Repeat the process on each section. Typically, vertical surfaces are done before horizontal surfaces. For example, if you were doing a deck, start with the rail first. Spray a section then go back and do the same section again. After brushing the finish into the wood of the rails, go on and do the deck floor using the same process.
If working with an emulsified oil or acrylic-based product there is not as much time for back brushing as with a penetrating oil finish. Until you become familiar with the process and the way a particular finish works, work in small sections to get used to it. Then do the larger walls.
Once the house is done stand back and look at the job. There should not be any lap marks, drips, runs or blotches. Note: If back brushing is not done, it could result in having to do a restoration job in the future.
Remember, when finishing a new log or wood sided home:
1) Make sure the wood is properly clean, dry, and ready for a finish.
2) Plan the work for finishing to be done out of direct sunlight.
3) Spray, if possible, to increase efficiency.
4) Use a wet-on-wet application method.
5) Always back brush the finish into the wood.
Caution: Remember to always read the product label on the can and the specifications regarding the manufacturer’s recommendations whether you do the job yourself or hire a contractor to the job. Spontaneous combustion is always a concern when using any oil product. Read the label carefully for proper clean up and disposal of rags.

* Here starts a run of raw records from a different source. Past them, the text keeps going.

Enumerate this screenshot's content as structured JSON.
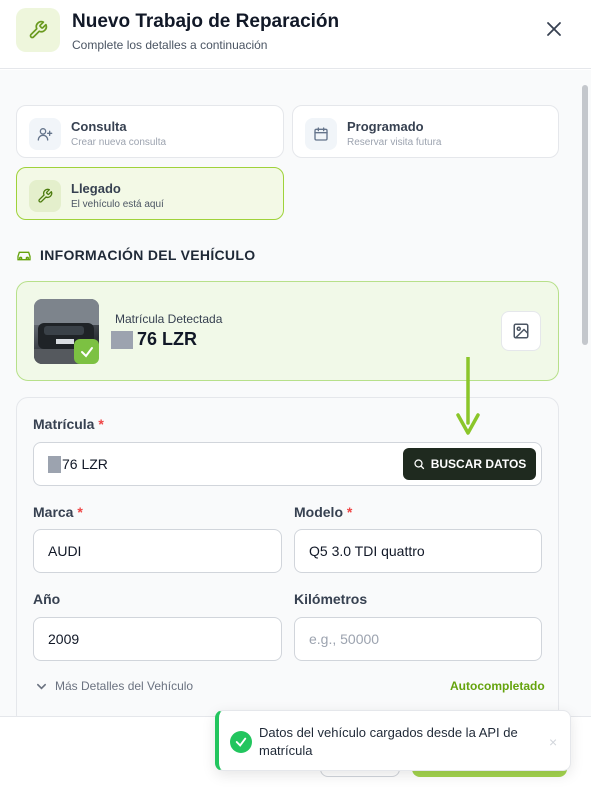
{
  "header": {
    "title": "Nuevo Trabajo de Reparación",
    "subtitle": "Complete los detalles a continuación",
    "icon": "wrench-icon",
    "close_icon": "close-icon"
  },
  "options": [
    {
      "title": "Consulta",
      "subtitle": "Crear nueva consulta",
      "icon": "user-plus-icon",
      "active": false
    },
    {
      "title": "Programado",
      "subtitle": "Reservar visita futura",
      "icon": "calendar-icon",
      "active": false
    },
    {
      "title": "Llegado",
      "subtitle": "El vehículo está aquí",
      "icon": "wrench-icon",
      "active": true
    }
  ],
  "vehicle_section": {
    "title": "INFORMACIÓN DEL VEHÍCULO",
    "icon": "car-icon"
  },
  "plate_detection": {
    "label": "Matrícula Detectada",
    "value": "76 LZR",
    "thumbnail_icon": "car-photo-thumbnail",
    "status_icon": "check-icon",
    "upload_icon": "image-icon"
  },
  "form": {
    "plate_label": "Matrícula",
    "plate_value": "76 LZR",
    "search_button": "BUSCAR DATOS",
    "brand_label": "Marca",
    "brand_value": "AUDI",
    "model_label": "Modelo",
    "model_value": "Q5 3.0 TDI quattro",
    "year_label": "Año",
    "year_value": "2009",
    "km_label": "Kilómetros",
    "km_placeholder": "e.g., 50000",
    "required_mark": "*",
    "more_details": "Más Detalles del Vehículo",
    "autocompleted": "Autocompletado"
  },
  "toast": {
    "message": "Datos del vehículo cargados desde la API de matrícula",
    "close": "×"
  },
  "colors": {
    "accent": "#9fd23a",
    "success": "#22c55e",
    "dark_button": "#1f2a1f",
    "required": "#ef4444",
    "arrow": "#8bc62a"
  }
}
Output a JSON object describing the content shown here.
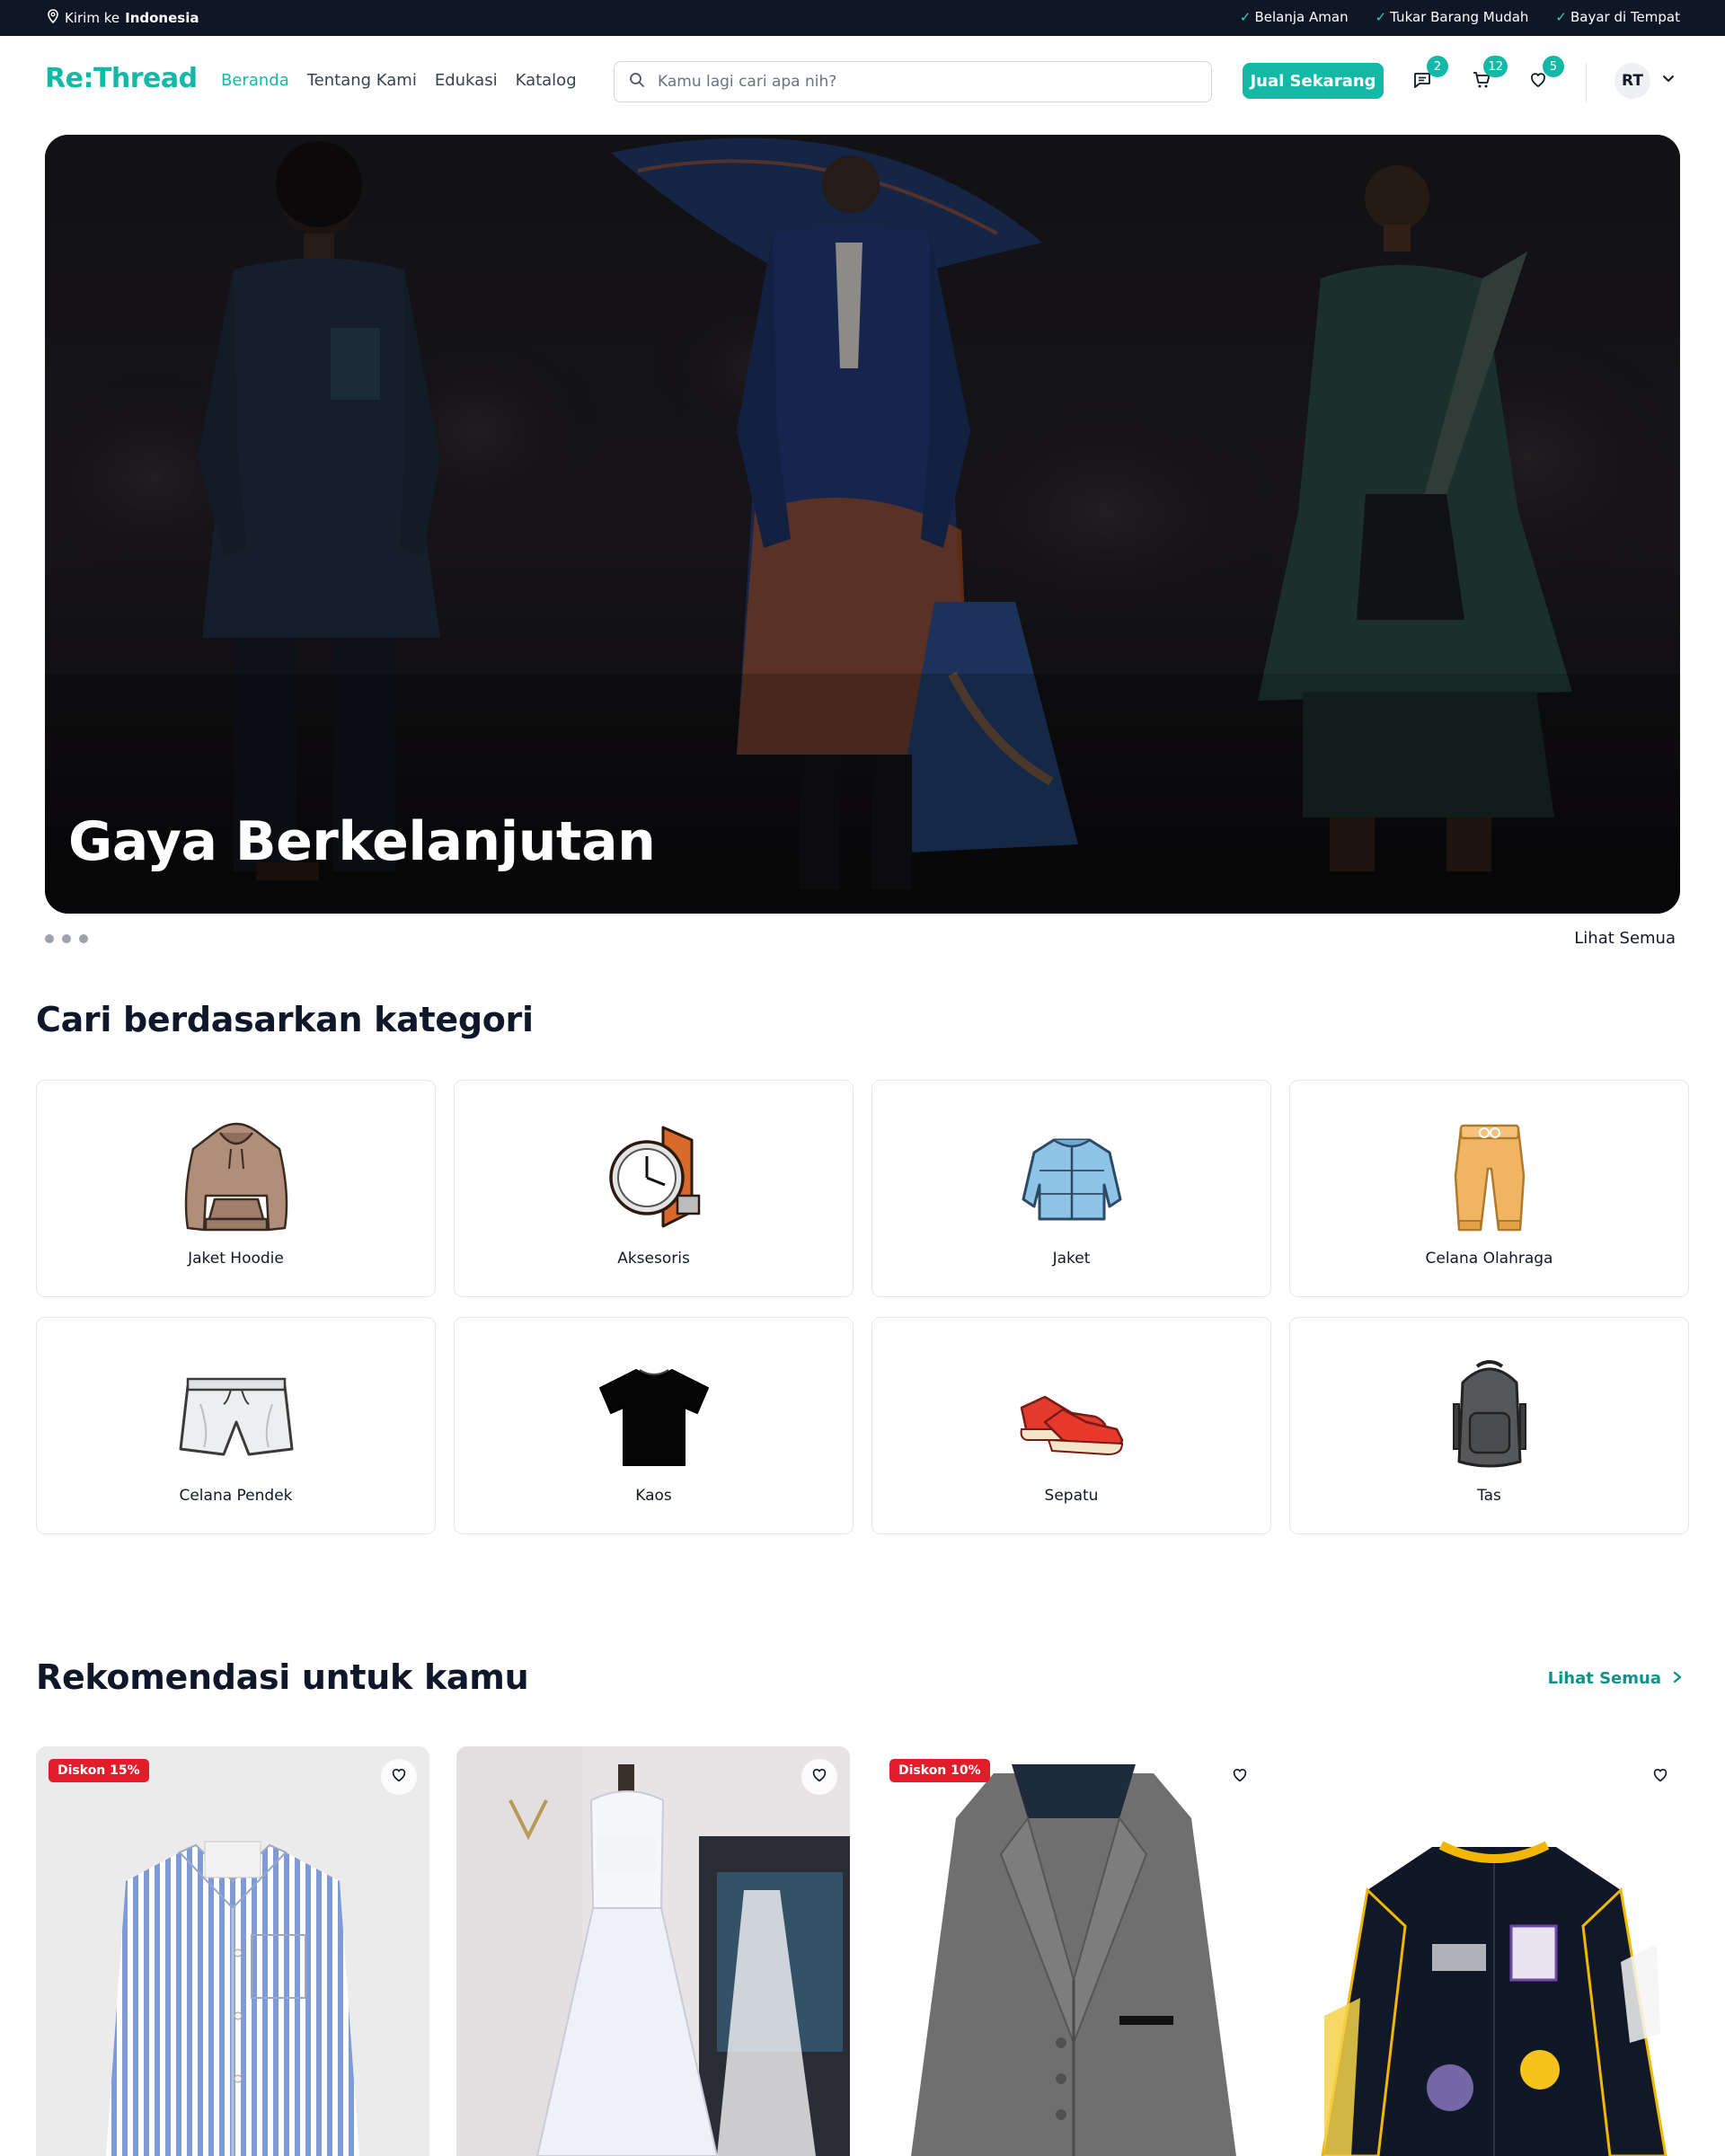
{
  "topbar": {
    "ship_prefix": "Kirim ke",
    "ship_location": "Indonesia",
    "perks": [
      "Belanja Aman",
      "Tukar Barang Mudah",
      "Bayar di Tempat"
    ]
  },
  "header": {
    "logo": "Re:Thread",
    "nav": [
      "Beranda",
      "Tentang Kami",
      "Edukasi",
      "Katalog"
    ],
    "search_placeholder": "Kamu lagi cari apa nih?",
    "sell_label": "Jual Sekarang",
    "badges": {
      "chat": "2",
      "cart": "12",
      "wishlist": "5"
    },
    "avatar_initials": "RT"
  },
  "hero": {
    "title": "Gaya Berkelanjutan",
    "see_all": "Lihat Semua"
  },
  "categories": {
    "title": "Cari berdasarkan kategori",
    "items": [
      {
        "label": "Jaket Hoodie",
        "icon": "hoodie-icon"
      },
      {
        "label": "Aksesoris",
        "icon": "watch-icon"
      },
      {
        "label": "Jaket",
        "icon": "jacket-icon"
      },
      {
        "label": "Celana Olahraga",
        "icon": "sweatpants-icon"
      },
      {
        "label": "Celana Pendek",
        "icon": "shorts-icon"
      },
      {
        "label": "Kaos",
        "icon": "tshirt-icon"
      },
      {
        "label": "Sepatu",
        "icon": "sneakers-icon"
      },
      {
        "label": "Tas",
        "icon": "backpack-icon"
      }
    ]
  },
  "recommendations": {
    "title": "Rekomendasi untuk kamu",
    "see_all": "Lihat Semua",
    "products": [
      {
        "discount": "Diskon 15%",
        "image": "striped-shirt"
      },
      {
        "discount": "",
        "image": "white-gown"
      },
      {
        "discount": "Diskon 10%",
        "image": "grey-blazer"
      },
      {
        "discount": "",
        "image": "varsity-jacket"
      }
    ]
  },
  "colors": {
    "accent": "#14b8a6",
    "topbar": "#0f1626",
    "discount": "#e11d2a"
  }
}
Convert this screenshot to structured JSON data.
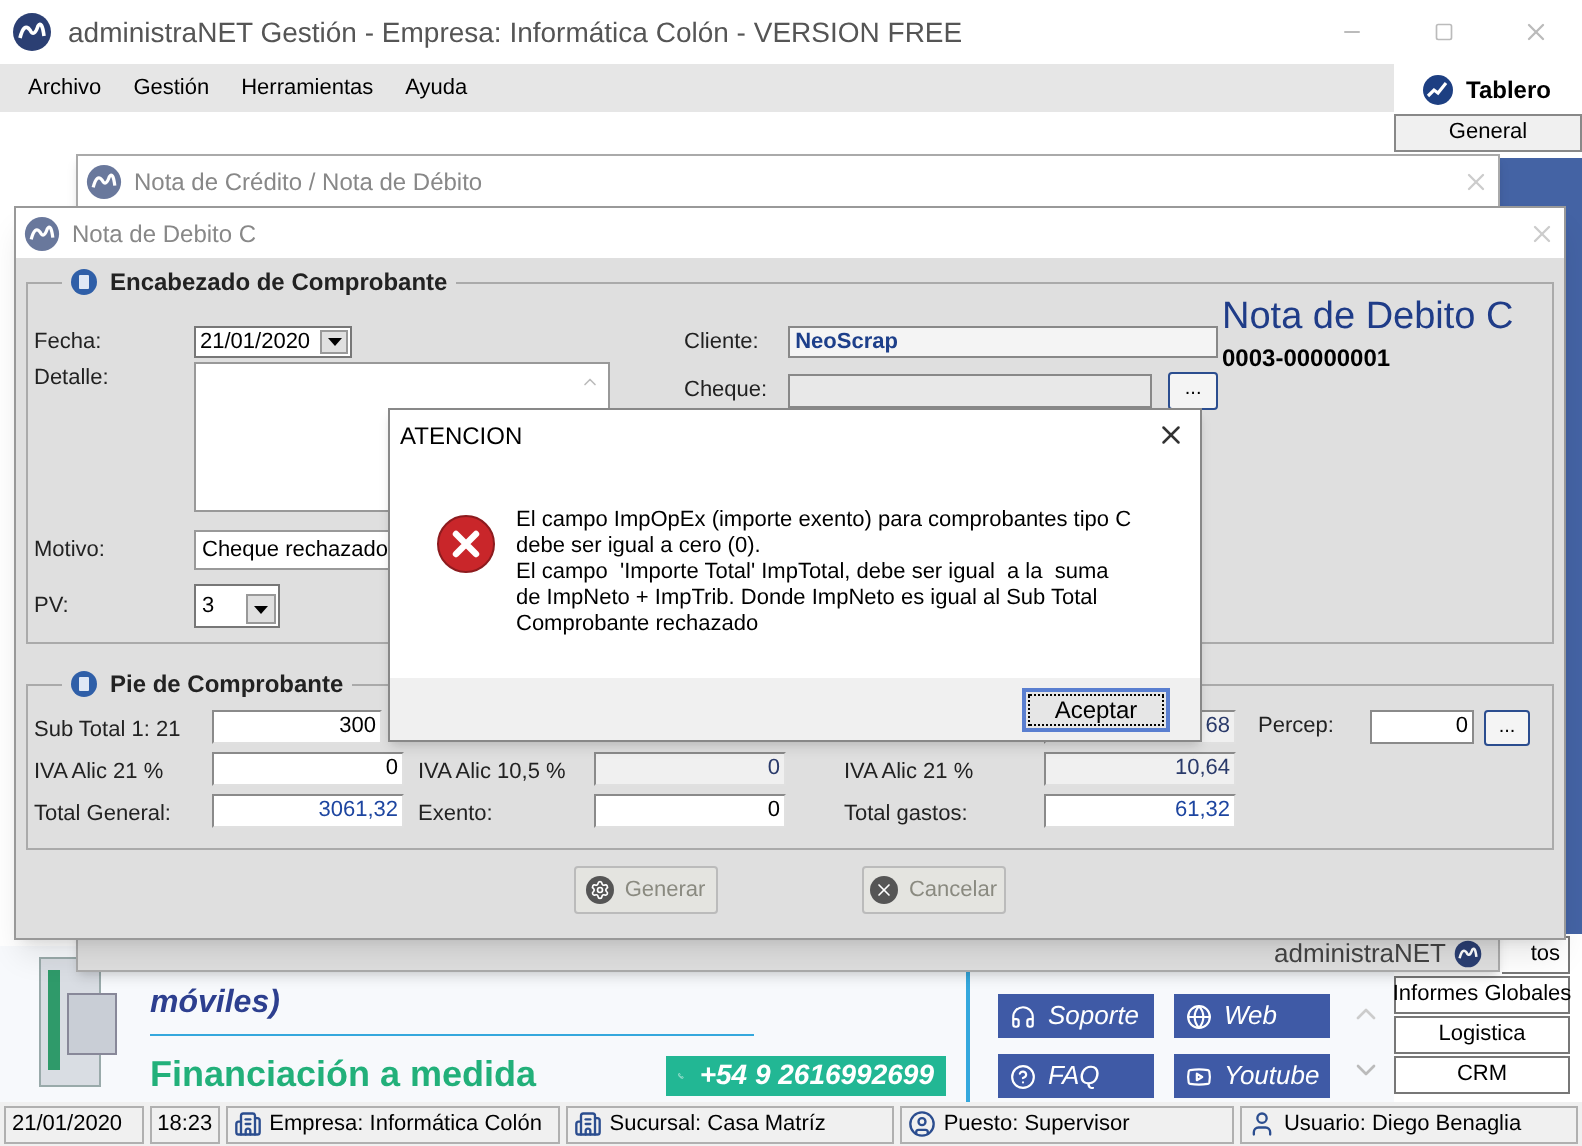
{
  "main_window": {
    "title": "administraNET Gestión - Empresa: Informática Colón - VERSION FREE",
    "menu": [
      "Archivo",
      "Gestión",
      "Herramientas",
      "Ayuda"
    ]
  },
  "tablero": {
    "title": "Tablero",
    "tab": "General"
  },
  "side_buttons": [
    {
      "label": "tos",
      "kind": "partial"
    },
    {
      "label": "Informes Globales",
      "kind": "full"
    },
    {
      "label": "Logistica",
      "kind": "full"
    },
    {
      "label": "CRM",
      "kind": "full"
    }
  ],
  "promo": {
    "heading": "móviles)",
    "subheading": "Financiación a medida",
    "phone": "+54 9 2616992699",
    "links": [
      {
        "label": "Soporte",
        "kind": "support"
      },
      {
        "label": "Web",
        "kind": "web"
      },
      {
        "label": "FAQ",
        "kind": "faq"
      },
      {
        "label": "Youtube",
        "kind": "video"
      }
    ]
  },
  "status_bar": [
    {
      "kind": "date",
      "text": "21/01/2020"
    },
    {
      "kind": "time",
      "text": "18:23"
    },
    {
      "kind": "company",
      "text": "Empresa: Informática Colón"
    },
    {
      "kind": "branch",
      "text": "Sucursal: Casa Matríz"
    },
    {
      "kind": "role",
      "text": "Puesto: Supervisor"
    },
    {
      "kind": "user",
      "text": "Usuario: Diego Benaglia"
    }
  ],
  "back_window": {
    "title": "Nota de Crédito / Nota de Débito",
    "brand": "administraNET"
  },
  "front_window": {
    "title": "Nota de Debito C",
    "header": {
      "title": "Encabezado de Comprobante",
      "fecha": {
        "label": "Fecha:",
        "value": "21/01/2020"
      },
      "detalle": {
        "label": "Detalle:"
      },
      "motivo": {
        "label": "Motivo:",
        "value": "Cheque rechazado"
      },
      "pv": {
        "label": "PV:",
        "value": "3"
      },
      "cliente": {
        "label": "Cliente:",
        "value": "NeoScrap"
      },
      "cheque": {
        "label": "Cheque:",
        "button": "..."
      },
      "doc_title": "Nota de Debito C",
      "doc_number": "0003-00000001"
    },
    "footer": {
      "title": "Pie de Comprobante",
      "col1": [
        {
          "label": "Sub Total 1: 21",
          "value": "300",
          "kind": "partial"
        },
        {
          "label": "IVA Alic 21 %",
          "value": "0",
          "kind": "input"
        },
        {
          "label": "Total General:",
          "value": "3061,32",
          "kind": "total"
        }
      ],
      "col2": [
        {
          "label": "IVA Alic 10,5 %",
          "value": "0",
          "kind": "readonly"
        },
        {
          "label": "Exento:",
          "value": "0",
          "kind": "input"
        }
      ],
      "col3": [
        {
          "value": "68",
          "kind": "readonly"
        },
        {
          "label": "IVA Alic 21 %",
          "value": "10,64",
          "kind": "readonly"
        },
        {
          "label": "Total gastos:",
          "value": "61,32",
          "kind": "total"
        }
      ],
      "percep": {
        "label": "Percep:",
        "value": "0",
        "button": "..."
      }
    },
    "buttons": [
      {
        "label": "Generar",
        "kind": "generate",
        "disabled": true
      },
      {
        "label": "Cancelar",
        "kind": "cancel",
        "disabled": true
      }
    ]
  },
  "dialog": {
    "title": "ATENCION",
    "message": [
      "El campo ImpOpEx (importe exento) para comprobantes tipo C",
      "debe ser igual a cero (0).",
      "El campo  'Importe Total' ImpTotal, debe ser igual  a la  suma",
      "de ImpNeto + ImpTrib. Donde ImpNeto es igual al Sub Total",
      "Comprobante rechazado"
    ],
    "button": "Aceptar"
  }
}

Stray rags with oil products on them can start a fire.
When the house looks good, you will be a satisfied and proud homeowner.
No Solid Body Opaque Stains here!!!